---------- GIVEN RECORDS ----------
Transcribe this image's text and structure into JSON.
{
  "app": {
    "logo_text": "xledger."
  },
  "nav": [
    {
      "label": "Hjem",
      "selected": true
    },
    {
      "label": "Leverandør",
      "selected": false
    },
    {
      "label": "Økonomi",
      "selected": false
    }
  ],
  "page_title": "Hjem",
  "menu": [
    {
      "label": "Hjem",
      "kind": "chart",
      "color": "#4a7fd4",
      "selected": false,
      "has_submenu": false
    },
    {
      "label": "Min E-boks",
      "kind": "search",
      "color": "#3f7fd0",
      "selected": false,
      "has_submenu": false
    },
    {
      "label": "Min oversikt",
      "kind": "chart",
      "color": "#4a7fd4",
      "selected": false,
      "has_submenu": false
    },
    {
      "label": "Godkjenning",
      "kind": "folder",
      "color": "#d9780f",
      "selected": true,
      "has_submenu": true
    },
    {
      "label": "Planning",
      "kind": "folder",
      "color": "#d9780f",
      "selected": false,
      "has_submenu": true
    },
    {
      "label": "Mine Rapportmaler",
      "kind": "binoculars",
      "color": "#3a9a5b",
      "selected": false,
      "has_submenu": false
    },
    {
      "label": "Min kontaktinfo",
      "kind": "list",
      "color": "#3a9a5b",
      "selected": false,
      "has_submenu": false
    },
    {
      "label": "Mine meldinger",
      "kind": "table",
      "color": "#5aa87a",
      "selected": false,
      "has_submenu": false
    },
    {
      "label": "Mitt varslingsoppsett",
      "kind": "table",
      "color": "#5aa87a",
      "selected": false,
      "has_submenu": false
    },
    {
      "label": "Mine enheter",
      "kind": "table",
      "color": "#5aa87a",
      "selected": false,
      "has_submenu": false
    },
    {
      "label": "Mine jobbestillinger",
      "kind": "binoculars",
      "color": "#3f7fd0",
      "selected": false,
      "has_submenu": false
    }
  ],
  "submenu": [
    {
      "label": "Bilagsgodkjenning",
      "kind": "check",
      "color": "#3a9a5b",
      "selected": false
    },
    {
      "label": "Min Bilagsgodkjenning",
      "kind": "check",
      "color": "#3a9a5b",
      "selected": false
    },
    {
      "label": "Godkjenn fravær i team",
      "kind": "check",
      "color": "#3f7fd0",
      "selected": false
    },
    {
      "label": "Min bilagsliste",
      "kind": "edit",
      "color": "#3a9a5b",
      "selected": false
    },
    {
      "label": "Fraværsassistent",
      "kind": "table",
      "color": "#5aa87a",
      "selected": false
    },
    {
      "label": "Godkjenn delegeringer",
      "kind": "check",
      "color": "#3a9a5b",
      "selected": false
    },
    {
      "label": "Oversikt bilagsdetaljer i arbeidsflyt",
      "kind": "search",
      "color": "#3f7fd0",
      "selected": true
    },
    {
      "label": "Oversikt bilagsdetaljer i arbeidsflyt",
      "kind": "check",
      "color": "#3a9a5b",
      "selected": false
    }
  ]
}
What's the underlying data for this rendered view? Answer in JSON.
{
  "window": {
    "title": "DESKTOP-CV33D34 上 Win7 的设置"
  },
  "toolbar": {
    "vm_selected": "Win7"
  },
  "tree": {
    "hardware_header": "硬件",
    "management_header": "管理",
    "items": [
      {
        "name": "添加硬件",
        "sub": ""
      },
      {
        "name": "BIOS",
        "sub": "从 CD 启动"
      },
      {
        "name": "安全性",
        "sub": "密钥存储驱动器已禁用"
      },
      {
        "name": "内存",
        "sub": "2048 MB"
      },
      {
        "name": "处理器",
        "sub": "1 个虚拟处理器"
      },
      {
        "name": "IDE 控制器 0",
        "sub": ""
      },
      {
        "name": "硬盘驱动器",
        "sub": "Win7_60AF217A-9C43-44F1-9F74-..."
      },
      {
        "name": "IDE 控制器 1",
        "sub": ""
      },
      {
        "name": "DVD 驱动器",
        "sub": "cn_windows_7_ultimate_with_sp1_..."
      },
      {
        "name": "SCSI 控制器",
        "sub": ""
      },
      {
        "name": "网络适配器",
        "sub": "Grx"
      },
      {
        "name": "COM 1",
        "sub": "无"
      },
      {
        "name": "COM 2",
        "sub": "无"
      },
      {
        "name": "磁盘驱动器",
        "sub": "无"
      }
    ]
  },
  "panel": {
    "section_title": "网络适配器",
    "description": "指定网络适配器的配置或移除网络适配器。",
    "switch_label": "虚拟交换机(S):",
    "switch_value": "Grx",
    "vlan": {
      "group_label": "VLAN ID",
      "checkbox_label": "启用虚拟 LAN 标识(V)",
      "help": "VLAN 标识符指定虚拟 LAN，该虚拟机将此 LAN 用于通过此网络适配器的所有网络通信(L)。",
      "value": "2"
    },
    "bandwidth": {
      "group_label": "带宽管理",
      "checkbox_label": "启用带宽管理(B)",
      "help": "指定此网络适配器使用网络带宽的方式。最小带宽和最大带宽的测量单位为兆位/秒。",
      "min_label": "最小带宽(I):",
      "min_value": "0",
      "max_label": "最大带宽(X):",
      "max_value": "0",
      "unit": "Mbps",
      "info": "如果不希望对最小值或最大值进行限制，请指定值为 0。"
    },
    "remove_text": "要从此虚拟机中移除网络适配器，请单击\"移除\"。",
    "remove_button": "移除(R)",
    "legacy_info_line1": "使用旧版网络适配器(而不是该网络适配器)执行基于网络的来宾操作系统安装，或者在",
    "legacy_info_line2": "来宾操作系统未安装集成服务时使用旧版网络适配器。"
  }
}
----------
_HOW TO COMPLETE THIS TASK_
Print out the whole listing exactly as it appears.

_RESPONSE TO THE EXERCISE_
Transcribe this image's text and structure into JSON.
{
  "app": {
    "logo_text": "xledger."
  },
  "nav": [
    {
      "label": "Hjem",
      "selected": true
    },
    {
      "label": "Leverandør",
      "selected": false
    },
    {
      "label": "Økonomi",
      "selected": false
    }
  ],
  "page_title": "Hjem",
  "menu": [
    {
      "label": "Hjem",
      "kind": "chart",
      "color": "#4a7fd4",
      "selected": false,
      "has_submenu": false
    },
    {
      "label": "Min E-boks",
      "kind": "search",
      "color": "#3f7fd0",
      "selected": false,
      "has_submenu": false
    },
    {
      "label": "Min oversikt",
      "kind": "chart",
      "color": "#4a7fd4",
      "selected": false,
      "has_submenu": false
    },
    {
      "label": "Godkjenning",
      "kind": "folder",
      "color": "#d9780f",
      "selected": true,
      "has_submenu": true
    },
    {
      "label": "Planning",
      "kind": "folder",
      "color": "#d9780f",
      "selected": false,
      "has_submenu": true
    },
    {
      "label": "Mine Rapportmaler",
      "kind": "binoculars",
      "color": "#3a9a5b",
      "selected": false,
      "has_submenu": false
    },
    {
      "label": "Min kontaktinfo",
      "kind": "list",
      "color": "#3a9a5b",
      "selected": false,
      "has_submenu": false
    },
    {
      "label": "Mine meldinger",
      "kind": "table",
      "color": "#5aa87a",
      "selected": false,
      "has_submenu": false
    },
    {
      "label": "Mitt varslingsoppsett",
      "kind": "table",
      "color": "#5aa87a",
      "selected": false,
      "has_submenu": false
    },
    {
      "label": "Mine enheter",
      "kind": "table",
      "color": "#5aa87a",
      "selected": false,
      "has_submenu": false
    },
    {
      "label": "Mine jobbestillinger",
      "kind": "binoculars",
      "color": "#3f7fd0",
      "selected": false,
      "has_submenu": false
    }
  ],
  "submenu": [
    {
      "label": "Bilagsgodkjenning",
      "kind": "check",
      "color": "#3a9a5b",
      "selected": false
    },
    {
      "label": "Min Bilagsgodkjenning",
      "kind": "check",
      "color": "#3a9a5b",
      "selected": false
    },
    {
      "label": "Godkjenn fravær i team",
      "kind": "check",
      "color": "#3f7fd0",
      "selected": false
    },
    {
      "label": "Min bilagsliste",
      "kind": "edit",
      "color": "#3a9a5b",
      "selected": false
    },
    {
      "label": "Fraværsassistent",
      "kind": "table",
      "color": "#5aa87a",
      "selected": false
    },
    {
      "label": "Godkjenn delegeringer",
      "kind": "check",
      "color": "#3a9a5b",
      "selected": false
    },
    {
      "label": "Oversikt bilagsdetaljer i arbeidsflyt",
      "kind": "search",
      "color": "#3f7fd0",
      "selected": true
    },
    {
      "label": "Oversikt bilagsdetaljer i arbeidsflyt",
      "kind": "check",
      "color": "#3a9a5b",
      "selected": false
    }
  ]
}
What's the underlying data for this rendered view? Answer in JSON.
{
  "window": {
    "title": "DESKTOP-CV33D34 上 Win7 的设置"
  },
  "toolbar": {
    "vm_selected": "Win7"
  },
  "tree": {
    "hardware_header": "硬件",
    "management_header": "管理",
    "items": [
      {
        "name": "添加硬件",
        "sub": ""
      },
      {
        "name": "BIOS",
        "sub": "从 CD 启动"
      },
      {
        "name": "安全性",
        "sub": "密钥存储驱动器已禁用"
      },
      {
        "name": "内存",
        "sub": "2048 MB"
      },
      {
        "name": "处理器",
        "sub": "1 个虚拟处理器"
      },
      {
        "name": "IDE 控制器 0",
        "sub": ""
      },
      {
        "name": "硬盘驱动器",
        "sub": "Win7_60AF217A-9C43-44F1-9F74-..."
      },
      {
        "name": "IDE 控制器 1",
        "sub": ""
      },
      {
        "name": "DVD 驱动器",
        "sub": "cn_windows_7_ultimate_with_sp1_..."
      },
      {
        "name": "SCSI 控制器",
        "sub": ""
      },
      {
        "name": "网络适配器",
        "sub": "Grx"
      },
      {
        "name": "COM 1",
        "sub": "无"
      },
      {
        "name": "COM 2",
        "sub": "无"
      },
      {
        "name": "磁盘驱动器",
        "sub": "无"
      }
    ]
  },
  "panel": {
    "section_title": "网络适配器",
    "description": "指定网络适配器的配置或移除网络适配器。",
    "switch_label": "虚拟交换机(S):",
    "switch_value": "Grx",
    "vlan": {
      "group_label": "VLAN ID",
      "checkbox_label": "启用虚拟 LAN 标识(V)",
      "help": "VLAN 标识符指定虚拟 LAN，该虚拟机将此 LAN 用于通过此网络适配器的所有网络通信(L)。",
      "value": "2"
    },
    "bandwidth": {
      "group_label": "带宽管理",
      "checkbox_label": "启用带宽管理(B)",
      "help": "指定此网络适配器使用网络带宽的方式。最小带宽和最大带宽的测量单位为兆位/秒。",
      "min_label": "最小带宽(I):",
      "min_value": "0",
      "max_label": "最大带宽(X):",
      "max_value": "0",
      "unit": "Mbps",
      "info": "如果不希望对最小值或最大值进行限制，请指定值为 0。"
    },
    "remove_text": "要从此虚拟机中移除网络适配器，请单击\"移除\"。",
    "remove_button": "移除(R)",
    "legacy_info_line1": "使用旧版网络适配器(而不是该网络适配器)执行基于网络的来宾操作系统安装，或者在",
    "legacy_info_line2": "来宾操作系统未安装集成服务时使用旧版网络适配器。"
  }
}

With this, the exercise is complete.